  • If asked to evacuate your home, do so immediately, checking with neighbors who may require special assistance.  If authorities indicate that there is enough time, close windows, shut vents and turn off attic, heating and air conditioning fans to minimize contamination.
  • If requested to ‘shelter-in-place’, follow all instructions given by authorities.
  • Immediately after the shelter-in-place announcement is issued, fill the bathtub (first sterilize it with a diluted bleach solution –one part bleach to 10 parts water) and large containers with water for drinking, cooking and dishwashing.  Be prepared to turn off the main water intake valve in case authorities ask you to do so.
  • Close and lock all exterior doors and windows.  Close vents, fireplace dampers and as many interior doors as possible. 
  • Turn off air conditioners and ventilation systems.                                                                                
  • Assemble all household members and pets in the pre-designated HazMat Incident room with your Supply Kit.

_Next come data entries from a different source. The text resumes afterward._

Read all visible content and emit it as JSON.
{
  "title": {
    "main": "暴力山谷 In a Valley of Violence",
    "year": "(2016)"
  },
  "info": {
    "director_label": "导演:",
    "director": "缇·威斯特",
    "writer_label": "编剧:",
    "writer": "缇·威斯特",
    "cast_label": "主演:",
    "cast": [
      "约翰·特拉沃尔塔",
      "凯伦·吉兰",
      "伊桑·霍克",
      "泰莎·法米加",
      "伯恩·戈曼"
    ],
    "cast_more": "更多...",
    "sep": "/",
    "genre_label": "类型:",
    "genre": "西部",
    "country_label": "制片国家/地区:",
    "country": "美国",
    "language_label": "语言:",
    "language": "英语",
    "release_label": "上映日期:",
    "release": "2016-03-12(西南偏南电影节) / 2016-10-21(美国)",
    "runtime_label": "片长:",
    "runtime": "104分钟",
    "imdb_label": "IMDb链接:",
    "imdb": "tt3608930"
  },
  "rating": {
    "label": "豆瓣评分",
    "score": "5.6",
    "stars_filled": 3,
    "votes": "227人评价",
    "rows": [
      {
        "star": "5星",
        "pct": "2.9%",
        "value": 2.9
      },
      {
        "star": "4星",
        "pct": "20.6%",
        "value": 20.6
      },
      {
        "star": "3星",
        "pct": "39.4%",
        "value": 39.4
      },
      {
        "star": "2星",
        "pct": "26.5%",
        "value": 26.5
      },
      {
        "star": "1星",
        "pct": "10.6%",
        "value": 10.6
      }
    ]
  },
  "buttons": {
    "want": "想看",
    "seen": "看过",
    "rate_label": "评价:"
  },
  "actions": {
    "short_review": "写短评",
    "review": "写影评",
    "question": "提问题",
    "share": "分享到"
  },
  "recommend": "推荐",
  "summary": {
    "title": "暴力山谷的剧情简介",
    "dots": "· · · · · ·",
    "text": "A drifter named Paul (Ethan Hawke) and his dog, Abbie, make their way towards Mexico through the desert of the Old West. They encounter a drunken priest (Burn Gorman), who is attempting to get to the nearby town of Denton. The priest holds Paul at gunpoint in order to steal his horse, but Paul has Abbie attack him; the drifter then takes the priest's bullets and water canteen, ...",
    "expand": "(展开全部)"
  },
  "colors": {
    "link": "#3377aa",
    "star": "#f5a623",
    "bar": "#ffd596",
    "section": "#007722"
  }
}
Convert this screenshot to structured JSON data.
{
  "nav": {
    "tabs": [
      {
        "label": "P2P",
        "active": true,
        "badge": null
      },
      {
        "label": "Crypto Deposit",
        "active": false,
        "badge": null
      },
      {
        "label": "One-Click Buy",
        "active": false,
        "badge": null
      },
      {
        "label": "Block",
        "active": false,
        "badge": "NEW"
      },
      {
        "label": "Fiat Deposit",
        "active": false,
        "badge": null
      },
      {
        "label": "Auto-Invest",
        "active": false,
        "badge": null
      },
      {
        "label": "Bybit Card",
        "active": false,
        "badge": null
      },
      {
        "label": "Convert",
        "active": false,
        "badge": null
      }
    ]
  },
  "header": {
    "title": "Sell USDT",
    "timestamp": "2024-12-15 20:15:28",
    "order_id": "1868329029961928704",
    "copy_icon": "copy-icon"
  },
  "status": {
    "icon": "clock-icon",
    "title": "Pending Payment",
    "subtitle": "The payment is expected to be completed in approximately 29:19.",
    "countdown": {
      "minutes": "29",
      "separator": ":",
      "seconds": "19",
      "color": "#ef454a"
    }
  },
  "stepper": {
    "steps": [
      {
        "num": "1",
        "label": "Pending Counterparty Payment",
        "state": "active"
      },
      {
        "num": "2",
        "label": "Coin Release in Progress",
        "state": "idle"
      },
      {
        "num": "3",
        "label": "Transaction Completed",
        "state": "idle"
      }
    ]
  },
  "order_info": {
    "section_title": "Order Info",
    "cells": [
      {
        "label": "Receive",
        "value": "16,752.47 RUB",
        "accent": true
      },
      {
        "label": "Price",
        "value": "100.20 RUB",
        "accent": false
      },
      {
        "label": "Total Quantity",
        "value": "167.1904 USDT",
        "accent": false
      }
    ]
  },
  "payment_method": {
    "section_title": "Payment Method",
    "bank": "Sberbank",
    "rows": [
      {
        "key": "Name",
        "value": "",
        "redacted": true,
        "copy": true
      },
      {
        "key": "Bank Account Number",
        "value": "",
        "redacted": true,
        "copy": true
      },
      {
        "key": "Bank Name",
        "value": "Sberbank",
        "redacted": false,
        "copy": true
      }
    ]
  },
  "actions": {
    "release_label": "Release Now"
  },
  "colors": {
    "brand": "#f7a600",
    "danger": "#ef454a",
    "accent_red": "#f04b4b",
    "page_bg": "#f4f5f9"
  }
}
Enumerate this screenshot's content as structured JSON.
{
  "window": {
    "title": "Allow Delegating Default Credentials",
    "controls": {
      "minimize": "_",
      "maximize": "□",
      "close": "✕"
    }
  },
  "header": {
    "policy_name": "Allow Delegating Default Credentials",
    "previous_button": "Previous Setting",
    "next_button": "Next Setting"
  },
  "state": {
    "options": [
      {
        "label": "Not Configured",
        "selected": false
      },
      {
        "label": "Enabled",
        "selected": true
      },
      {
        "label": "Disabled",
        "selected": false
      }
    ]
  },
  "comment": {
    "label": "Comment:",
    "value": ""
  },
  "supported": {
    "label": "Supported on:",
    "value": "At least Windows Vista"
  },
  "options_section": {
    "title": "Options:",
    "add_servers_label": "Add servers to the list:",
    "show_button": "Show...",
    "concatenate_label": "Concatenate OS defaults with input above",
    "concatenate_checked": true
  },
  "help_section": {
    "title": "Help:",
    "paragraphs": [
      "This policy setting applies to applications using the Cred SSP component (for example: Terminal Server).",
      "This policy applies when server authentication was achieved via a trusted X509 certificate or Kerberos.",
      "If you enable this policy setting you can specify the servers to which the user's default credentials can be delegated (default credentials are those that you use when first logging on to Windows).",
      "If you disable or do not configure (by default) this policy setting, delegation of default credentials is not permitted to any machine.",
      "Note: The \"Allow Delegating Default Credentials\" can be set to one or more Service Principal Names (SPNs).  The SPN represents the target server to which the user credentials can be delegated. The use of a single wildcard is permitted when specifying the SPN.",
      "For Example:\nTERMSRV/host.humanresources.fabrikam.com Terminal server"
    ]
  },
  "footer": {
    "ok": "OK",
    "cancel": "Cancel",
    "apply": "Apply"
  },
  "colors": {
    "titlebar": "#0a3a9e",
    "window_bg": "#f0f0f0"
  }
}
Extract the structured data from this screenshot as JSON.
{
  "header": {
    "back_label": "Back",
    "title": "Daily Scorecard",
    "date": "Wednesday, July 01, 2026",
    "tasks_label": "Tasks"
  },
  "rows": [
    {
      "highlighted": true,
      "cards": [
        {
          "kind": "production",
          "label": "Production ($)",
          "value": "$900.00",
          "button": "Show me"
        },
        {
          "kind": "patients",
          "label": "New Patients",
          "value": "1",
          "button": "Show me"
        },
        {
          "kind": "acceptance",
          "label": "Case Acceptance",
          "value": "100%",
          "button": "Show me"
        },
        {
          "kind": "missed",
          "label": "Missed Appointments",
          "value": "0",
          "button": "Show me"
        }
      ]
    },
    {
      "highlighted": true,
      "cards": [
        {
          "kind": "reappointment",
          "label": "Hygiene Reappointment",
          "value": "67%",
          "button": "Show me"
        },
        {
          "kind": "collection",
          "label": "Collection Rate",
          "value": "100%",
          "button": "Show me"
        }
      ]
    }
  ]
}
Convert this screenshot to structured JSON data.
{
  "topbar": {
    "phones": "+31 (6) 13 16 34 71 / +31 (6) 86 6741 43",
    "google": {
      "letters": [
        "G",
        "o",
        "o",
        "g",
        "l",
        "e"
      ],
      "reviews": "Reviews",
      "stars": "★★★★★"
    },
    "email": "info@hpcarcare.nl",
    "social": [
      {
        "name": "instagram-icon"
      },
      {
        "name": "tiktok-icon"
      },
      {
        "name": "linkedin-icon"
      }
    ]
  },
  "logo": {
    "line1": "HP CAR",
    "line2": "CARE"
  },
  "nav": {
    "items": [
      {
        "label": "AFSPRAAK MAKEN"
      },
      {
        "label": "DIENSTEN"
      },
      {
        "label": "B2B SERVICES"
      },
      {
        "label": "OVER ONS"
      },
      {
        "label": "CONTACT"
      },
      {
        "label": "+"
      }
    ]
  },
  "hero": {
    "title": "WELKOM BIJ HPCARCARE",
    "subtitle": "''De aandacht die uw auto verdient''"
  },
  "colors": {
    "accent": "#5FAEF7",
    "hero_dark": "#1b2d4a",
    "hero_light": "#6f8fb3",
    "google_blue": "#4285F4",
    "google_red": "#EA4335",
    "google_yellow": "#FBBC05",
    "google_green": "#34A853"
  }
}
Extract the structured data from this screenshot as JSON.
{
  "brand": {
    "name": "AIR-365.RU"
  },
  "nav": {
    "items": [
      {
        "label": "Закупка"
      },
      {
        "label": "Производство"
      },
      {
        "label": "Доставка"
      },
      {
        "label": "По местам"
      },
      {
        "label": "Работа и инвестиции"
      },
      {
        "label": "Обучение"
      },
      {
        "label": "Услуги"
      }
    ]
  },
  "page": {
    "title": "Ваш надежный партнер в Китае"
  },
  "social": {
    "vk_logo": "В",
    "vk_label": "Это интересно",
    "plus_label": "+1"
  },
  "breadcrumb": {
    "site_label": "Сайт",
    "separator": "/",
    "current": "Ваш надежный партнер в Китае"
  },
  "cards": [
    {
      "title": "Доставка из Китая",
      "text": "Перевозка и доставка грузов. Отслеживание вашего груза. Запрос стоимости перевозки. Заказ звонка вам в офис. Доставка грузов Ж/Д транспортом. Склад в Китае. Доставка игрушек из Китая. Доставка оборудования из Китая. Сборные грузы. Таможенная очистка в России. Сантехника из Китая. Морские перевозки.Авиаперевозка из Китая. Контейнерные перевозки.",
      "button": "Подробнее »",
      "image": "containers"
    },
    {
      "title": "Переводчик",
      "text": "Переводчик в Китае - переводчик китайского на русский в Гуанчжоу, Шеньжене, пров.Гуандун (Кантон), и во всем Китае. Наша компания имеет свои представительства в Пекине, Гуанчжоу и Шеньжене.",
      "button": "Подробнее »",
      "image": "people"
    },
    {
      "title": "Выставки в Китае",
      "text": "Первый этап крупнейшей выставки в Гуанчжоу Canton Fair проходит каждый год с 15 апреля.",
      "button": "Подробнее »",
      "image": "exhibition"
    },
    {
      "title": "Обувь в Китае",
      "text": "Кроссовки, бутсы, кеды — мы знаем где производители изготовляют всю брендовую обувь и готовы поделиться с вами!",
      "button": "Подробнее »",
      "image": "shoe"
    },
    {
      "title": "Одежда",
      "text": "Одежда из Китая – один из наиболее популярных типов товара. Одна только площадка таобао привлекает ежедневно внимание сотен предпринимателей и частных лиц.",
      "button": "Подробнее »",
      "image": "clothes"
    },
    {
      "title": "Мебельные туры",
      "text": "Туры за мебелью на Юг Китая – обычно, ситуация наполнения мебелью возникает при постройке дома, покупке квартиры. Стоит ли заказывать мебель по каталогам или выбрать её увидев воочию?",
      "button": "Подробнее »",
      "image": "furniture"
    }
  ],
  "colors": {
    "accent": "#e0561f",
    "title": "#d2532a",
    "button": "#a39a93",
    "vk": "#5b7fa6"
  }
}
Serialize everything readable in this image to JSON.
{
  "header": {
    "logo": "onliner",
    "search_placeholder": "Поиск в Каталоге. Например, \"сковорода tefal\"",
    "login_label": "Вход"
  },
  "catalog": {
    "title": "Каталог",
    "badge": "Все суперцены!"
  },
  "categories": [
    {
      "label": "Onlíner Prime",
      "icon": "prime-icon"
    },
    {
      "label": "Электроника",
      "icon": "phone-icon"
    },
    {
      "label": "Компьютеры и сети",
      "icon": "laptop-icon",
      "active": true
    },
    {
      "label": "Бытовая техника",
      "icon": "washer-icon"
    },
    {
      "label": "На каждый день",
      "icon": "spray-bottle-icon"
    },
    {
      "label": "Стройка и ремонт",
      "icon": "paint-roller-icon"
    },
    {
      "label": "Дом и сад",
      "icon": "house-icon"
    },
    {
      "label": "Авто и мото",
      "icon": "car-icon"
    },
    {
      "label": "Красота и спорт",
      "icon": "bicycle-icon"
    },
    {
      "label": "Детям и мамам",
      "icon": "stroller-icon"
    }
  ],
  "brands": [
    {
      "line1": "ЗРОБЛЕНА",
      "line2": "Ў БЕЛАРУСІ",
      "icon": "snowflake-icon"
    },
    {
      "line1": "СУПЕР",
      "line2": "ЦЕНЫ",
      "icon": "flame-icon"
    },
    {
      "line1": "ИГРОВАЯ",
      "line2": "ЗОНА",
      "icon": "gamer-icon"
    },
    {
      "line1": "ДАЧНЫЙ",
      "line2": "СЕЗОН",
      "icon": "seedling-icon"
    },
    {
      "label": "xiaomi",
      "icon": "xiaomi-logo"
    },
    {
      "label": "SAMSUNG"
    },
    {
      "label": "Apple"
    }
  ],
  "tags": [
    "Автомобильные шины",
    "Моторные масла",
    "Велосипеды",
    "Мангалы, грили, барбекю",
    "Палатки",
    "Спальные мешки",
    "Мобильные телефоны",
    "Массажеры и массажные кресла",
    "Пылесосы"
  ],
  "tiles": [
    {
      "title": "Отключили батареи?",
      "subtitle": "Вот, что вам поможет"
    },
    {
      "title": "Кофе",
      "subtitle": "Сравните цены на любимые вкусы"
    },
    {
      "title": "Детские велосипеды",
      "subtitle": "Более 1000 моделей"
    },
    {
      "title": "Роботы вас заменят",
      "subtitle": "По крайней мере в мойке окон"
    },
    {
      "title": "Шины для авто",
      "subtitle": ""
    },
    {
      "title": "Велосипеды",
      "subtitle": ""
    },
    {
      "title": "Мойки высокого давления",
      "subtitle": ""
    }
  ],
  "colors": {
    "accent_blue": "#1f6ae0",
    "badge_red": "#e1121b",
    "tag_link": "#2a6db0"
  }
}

  • Close doors and windows in the room, stuffing a towel tightly under each door, taping around the sides and top of the door.  Cover each window and vent in the room with a single piece of plastic sheeting, taping all around the edges of the sheeting to provide a continuous seal.  If there are any cracks or holes in the room, such as around pipes, fill them with modeling clay or other similar materials.
  • Remain in the room, listening to emergency broadcasts on the radio, until authorities advise you to leave.
  • If warned of the possibility of an outdoor explosion, close all drapes, curtains and shades in the room, staying away from windows to prevent injury from breaking glass.
  • When advised to leave your shelter, open all doors and windows, turning on air conditioning and ventilation systems.  These measures will flush out chemicals that infiltrated the building.
  • Schools and other public buildings may institute procedures to shelter-in-place.  If there is a HazMat incident, you will probably not be permitted to drive to your children’s school and pick them up.  Doors will probably be locked to keep your children safe.
  • Do not eat or drink food or water that may have been contaminated.

After a Hazardous Material Incident

  • Do not return to your home until local authorities say it is safe.
  • Upon returning home, open windows and vents; turn on fans to provide ventilation.
  • A person, or item that has been exposed to a hazardous chemical may be contaminated, and should follow decontamination instructions from local authorities. (Depending on the chemical, you may be advised to take a thorough shower, or be advised to stay away from water and follow another procedure.)
  • Seek medical treatment for unusual symptoms as soon as possible.
  • Find out from local authorities how to clean up your land and property.
  • Report any lingering vapors or other hazards to local authorities.